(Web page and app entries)

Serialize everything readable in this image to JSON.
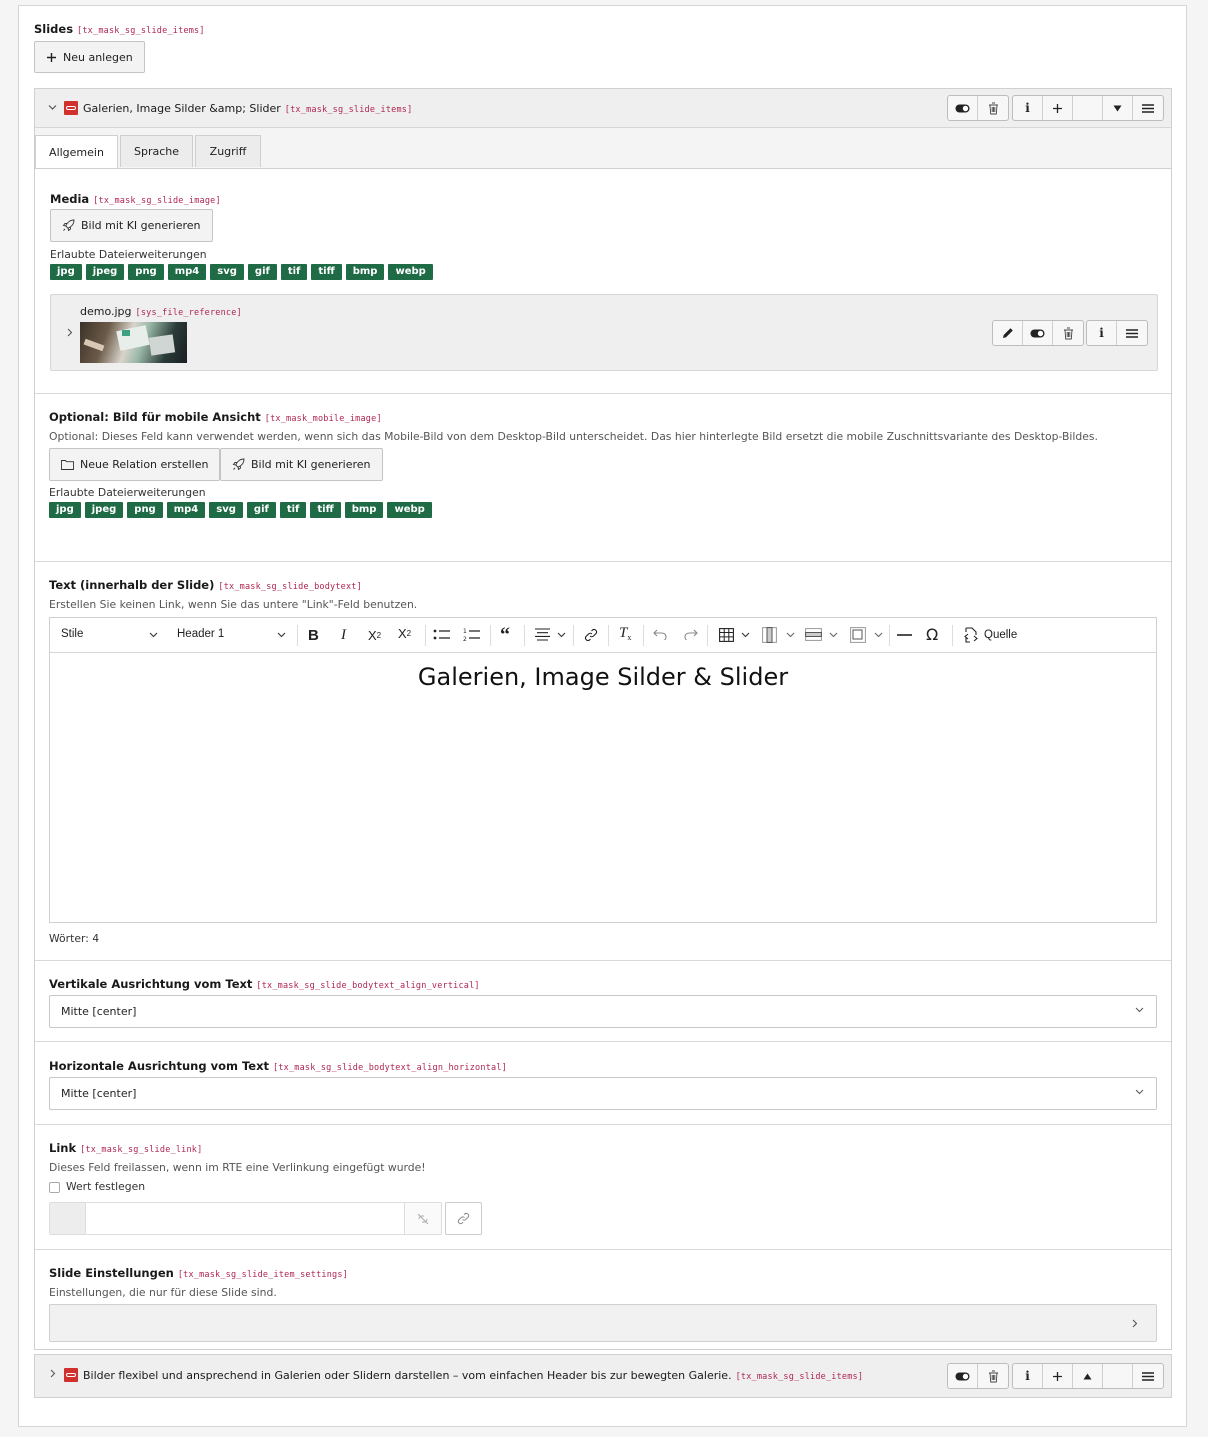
{
  "slides": {
    "label": "Slides",
    "code": "[tx_mask_sg_slide_items]",
    "new_label": "Neu anlegen"
  },
  "item1": {
    "title": "Galerien, Image Silder &amp; Slider",
    "code": "[tx_mask_sg_slide_items]"
  },
  "tabs": [
    {
      "label": "Allgemein"
    },
    {
      "label": "Sprache"
    },
    {
      "label": "Zugriff"
    }
  ],
  "media": {
    "label": "Media",
    "code": "[tx_mask_sg_slide_image]",
    "ai_label": "Bild mit KI generieren",
    "ext_label": "Erlaubte Dateierweiterungen",
    "file": {
      "name": "demo.jpg",
      "code": "[sys_file_reference]"
    }
  },
  "extensions": [
    "jpg",
    "jpeg",
    "png",
    "mp4",
    "svg",
    "gif",
    "tif",
    "tiff",
    "bmp",
    "webp"
  ],
  "mobile": {
    "label": "Optional: Bild für mobile Ansicht",
    "code": "[tx_mask_mobile_image]",
    "desc": "Optional: Dieses Feld kann verwendet werden, wenn sich das Mobile-Bild von dem Desktop-Bild unterscheidet. Das hier hinterlegte Bild ersetzt die mobile Zuschnittsvariante des Desktop-Bildes.",
    "relation_label": "Neue Relation erstellen",
    "ai_label": "Bild mit KI generieren",
    "ext_label": "Erlaubte Dateierweiterungen"
  },
  "text": {
    "label": "Text (innerhalb der Slide)",
    "code": "[tx_mask_sg_slide_bodytext]",
    "desc": "Erstellen Sie keinen Link, wenn Sie das untere \"Link\"-Feld benutzen.",
    "style_select": "Stile",
    "heading_select": "Header 1",
    "source_label": "Quelle",
    "content": "Galerien, Image Silder & Slider",
    "word_count": "Wörter: 4"
  },
  "valign": {
    "label": "Vertikale Ausrichtung vom Text",
    "code": "[tx_mask_sg_slide_bodytext_align_vertical]",
    "value": "Mitte [center]"
  },
  "halign": {
    "label": "Horizontale Ausrichtung vom Text",
    "code": "[tx_mask_sg_slide_bodytext_align_horizontal]",
    "value": "Mitte [center]"
  },
  "link": {
    "label": "Link",
    "code": "[tx_mask_sg_slide_link]",
    "desc": "Dieses Feld freilassen, wenn im RTE eine Verlinkung eingefügt wurde!",
    "checkbox_label": "Wert festlegen",
    "value": ""
  },
  "settings": {
    "label": "Slide Einstellungen",
    "code": "[tx_mask_sg_slide_item_settings]",
    "desc": "Einstellungen, die nur für diese Slide sind."
  },
  "item2": {
    "title": "Bilder flexibel und ansprechend in Galerien oder Slidern darstellen – vom einfachen Header bis zur bewegten Galerie.",
    "code": "[tx_mask_sg_slide_items]"
  },
  "colors": {
    "accent": "#b02650",
    "ext_badge": "#1e6b46",
    "record_icon": "#d0312d"
  }
}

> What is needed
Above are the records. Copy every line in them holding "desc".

> Answer box
    "desc": "Optional: Dieses Feld kann verwendet werden, wenn sich das Mobile-Bild von dem Desktop-Bild unterscheidet. Das hier hinterlegte Bild ersetzt die mobile Zuschnittsvariante des Desktop-Bildes.",
    "desc": "Erstellen Sie keinen Link, wenn Sie das untere \"Link\"-Feld benutzen.",
    "desc": "Dieses Feld freilassen, wenn im RTE eine Verlinkung eingefügt wurde!",
    "desc": "Einstellungen, die nur für diese Slide sind."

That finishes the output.